By Michael Hunter, Head of Business Marketing Strategy and Planning, and Sanjaya Shrestha, Director of Future Payments at Barclaycard
There’s been a lot of hype about the Internet of Things (IoT) – the revolution that will one day see our fridges ordering food, our appliances scheduling servicing and our cars driving and refuelling themselves. Whilst not mainstream today, make no mistake: IoT is here and is set to change the world as we know it – not only is it going to impact our personal lives, it will also change the way many businesses are run.
Whether it’s Amazon’s Dash Buttons or LG’s promise to include Wi-Fi in all its premium appliances, from refrigerators to ceiling fans, companies who have an eye on the future are already investing in IoT capabilities.
Many businesses already use connected smart machines to increase efficiency. Modern jet engines, for example, contain thousands of sensors that constantly gather real-time data on their performance and transmit it to ground stations. This enables airlines to much more precisely schedule maintenance to avoid costly repairs or unnecessary time out of service, or arrange for a servicing team to be routed to meet an aircraft even before it lands if in-flight data has raised any concerns.
The concept of machines sensing and gathering data, sending that data over networks to be processed, analysed and acted upon, without the need for any human intervention, is extremely powerful. Accordingly, advances in diagnostic and servicing models, powered by IoT, will soon be common across households, vehicles and businesses.
With an ability to sense, analyse and act upon information in efficient, cost effective ways, IoT will start shaping our work and home lives. In some ways, it already is: in-home smart meters are already gaining popularity, where variables such as temperature are regularly monitored and automatically adjusted accordingly, saving time, money and effort in managing energy costs. IoT technology will help to monitor and maintain health, improve efficiency and enable transactions anywhere, anytime. Many of us are already on that path, having an Amazon’s Echo Digital Assistant, wearing an Apple Watch or Fitbit, or watching a recommended program on an internet-connected TV.
It’s the retail sector that we believe has the potential for significant benefit from transformations in this space. IoT technology will enable merchants to improve operational and marketing efficiencies, sell more higher-margin items, and engage with shoppers in highly targeted ways. Progressive retailers will use IoT to improve margins and provide connected shopping experiences.

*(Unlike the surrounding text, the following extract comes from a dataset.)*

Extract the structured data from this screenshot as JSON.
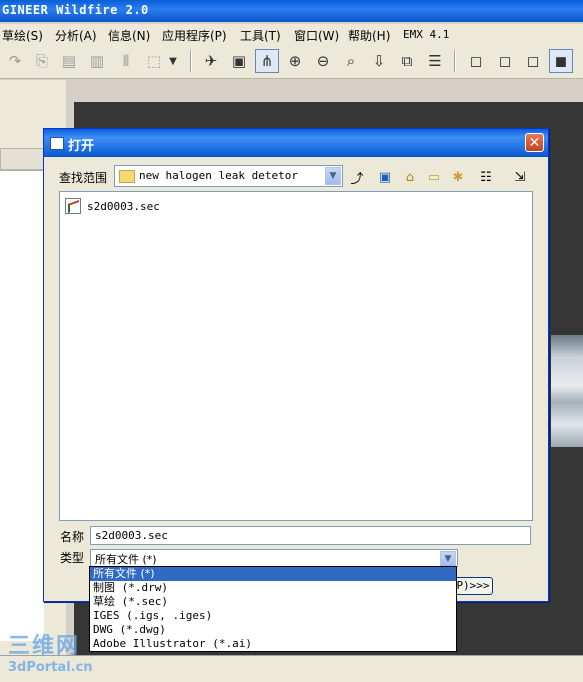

Whether by enabling buying and selling through voice interfaces in-home or in-vehicle, dynamically marketing to in-store customers in real time or offering true omni-channel buying experiences through digital or face to face channels, it presents retailers with the opportunity to reach more valuable customers to drive top line growth.
IoT can also drive cost reductions in the sector through efficiencies such as measuring footfall to optimise in-store layout or monitoring mission-critical equipment, such as freezers, air-conditioning or ovens – whilst in-store smart sensors can automatically detect inventory levels and reorder directly from the factory or warehouse, with payment settled without any administrative burden.
Similarly, in-store sensor data can be combined with external data to predict demand to ensure the right products are available at the right time. All of this can and will happen in the background, without human intervention, providing competitive advantages to those who can capitalise on the technology.
Retailers can use IoT to move towards checkout-free stores or sections in stores—increasing sales by enabling customers to shop without having to queue. Whilst Amazon Go might only be a one-store trial at the moment, the concept of customers picking up items and walking out the store – ‘shopping without checkout’ – is a very-near reality. RFID tags, connected shopping baskets, and mobile phone apps can all be brought together to make it a reality; walking in, shopping and walking out.
All the while, Bluetooth technology and beacons can help a business recognise its customers as they walk past a shop, around a shop, or near a shop, allowing them to tailor the shopping experience or entice them in with relevant and timely offers.
IoT is now at a tipping point and clear use cases and benefits are emerging for those businesses who can harness the potential it offers. Take a serious look at how your business can test some IoT use cases and start understanding where it can add value. Do it before your competitors do!